Many people I know, if not everyone I know has those movies they can’t help but watch over and over again. These are the ones that connect with you at a visceral level, and instantly draw your full attention as you’re flipping through the channels on a late night. Despite being a great fan of the medium, I’m generally not the type of person who can do that. My short attention span makes it difficult for me to see a movie more than once, and for that reason alone I usually rent the films I claim to love instead of purchase them.
Tonight I was on the phone with a friend and ‘Network’ went on the air. ‘Network,’ for those of you unfamiliar, is a satirical film from 1976 about the downfall of American society, as told through the story of a struggling television network. About ten minutes into watching it tonight I realized that I was still on the phone, although my friend had hung up long on me out of annoyance.
‘Network’ is hypnotic, brilliant, passionate and above all, relevant. Every time I see it the ideas and themes behind it seem more important than ever; it’s about the dumbing down of America, it’s about media becoming the new God, it’s about how cold and impersonal the power of communication has made us.
All of these are emphasized, and almost overshadowed by the powerful acting of everybody involved. Peter Finch gives his greatest, and final, film performance as the mad prophet of the airwaves, Howard Beale.

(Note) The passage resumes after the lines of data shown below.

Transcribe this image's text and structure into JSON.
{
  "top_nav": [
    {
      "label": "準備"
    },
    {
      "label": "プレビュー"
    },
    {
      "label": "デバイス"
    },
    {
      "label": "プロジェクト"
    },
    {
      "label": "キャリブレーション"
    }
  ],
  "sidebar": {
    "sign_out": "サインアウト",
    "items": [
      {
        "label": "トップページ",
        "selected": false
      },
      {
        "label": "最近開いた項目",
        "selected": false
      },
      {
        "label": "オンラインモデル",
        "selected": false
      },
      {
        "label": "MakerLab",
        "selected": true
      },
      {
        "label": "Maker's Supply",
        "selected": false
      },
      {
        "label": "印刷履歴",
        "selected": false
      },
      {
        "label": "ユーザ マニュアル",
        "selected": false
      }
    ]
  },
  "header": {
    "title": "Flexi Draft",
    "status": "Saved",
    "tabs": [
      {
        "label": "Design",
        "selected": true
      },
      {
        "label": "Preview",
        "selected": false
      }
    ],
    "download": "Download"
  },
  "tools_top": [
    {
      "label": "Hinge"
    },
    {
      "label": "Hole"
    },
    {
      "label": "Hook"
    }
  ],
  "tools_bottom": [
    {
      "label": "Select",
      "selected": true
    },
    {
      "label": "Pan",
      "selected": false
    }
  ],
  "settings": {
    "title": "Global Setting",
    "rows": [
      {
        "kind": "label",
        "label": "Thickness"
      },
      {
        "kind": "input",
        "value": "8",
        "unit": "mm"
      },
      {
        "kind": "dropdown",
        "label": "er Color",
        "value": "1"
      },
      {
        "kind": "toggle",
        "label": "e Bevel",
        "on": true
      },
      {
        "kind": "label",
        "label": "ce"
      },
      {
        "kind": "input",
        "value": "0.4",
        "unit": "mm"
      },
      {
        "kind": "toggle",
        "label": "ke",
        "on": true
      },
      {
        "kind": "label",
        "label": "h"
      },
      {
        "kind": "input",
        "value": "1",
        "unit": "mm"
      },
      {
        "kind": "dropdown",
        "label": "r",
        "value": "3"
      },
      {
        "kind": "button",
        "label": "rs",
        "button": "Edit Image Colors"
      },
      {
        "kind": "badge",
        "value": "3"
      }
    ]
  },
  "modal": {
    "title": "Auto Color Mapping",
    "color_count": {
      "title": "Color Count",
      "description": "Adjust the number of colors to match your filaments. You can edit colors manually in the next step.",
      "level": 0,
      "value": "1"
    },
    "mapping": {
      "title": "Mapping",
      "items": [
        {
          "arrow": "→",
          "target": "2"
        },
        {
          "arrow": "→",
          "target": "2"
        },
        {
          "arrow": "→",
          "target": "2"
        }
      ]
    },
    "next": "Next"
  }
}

Not only that, but ‘Network’ serves as proof that Faye Dunaway can do a lot more than telenovelas and ‘Dunston Checks In.’ She won the Academy Award for a reason, you know.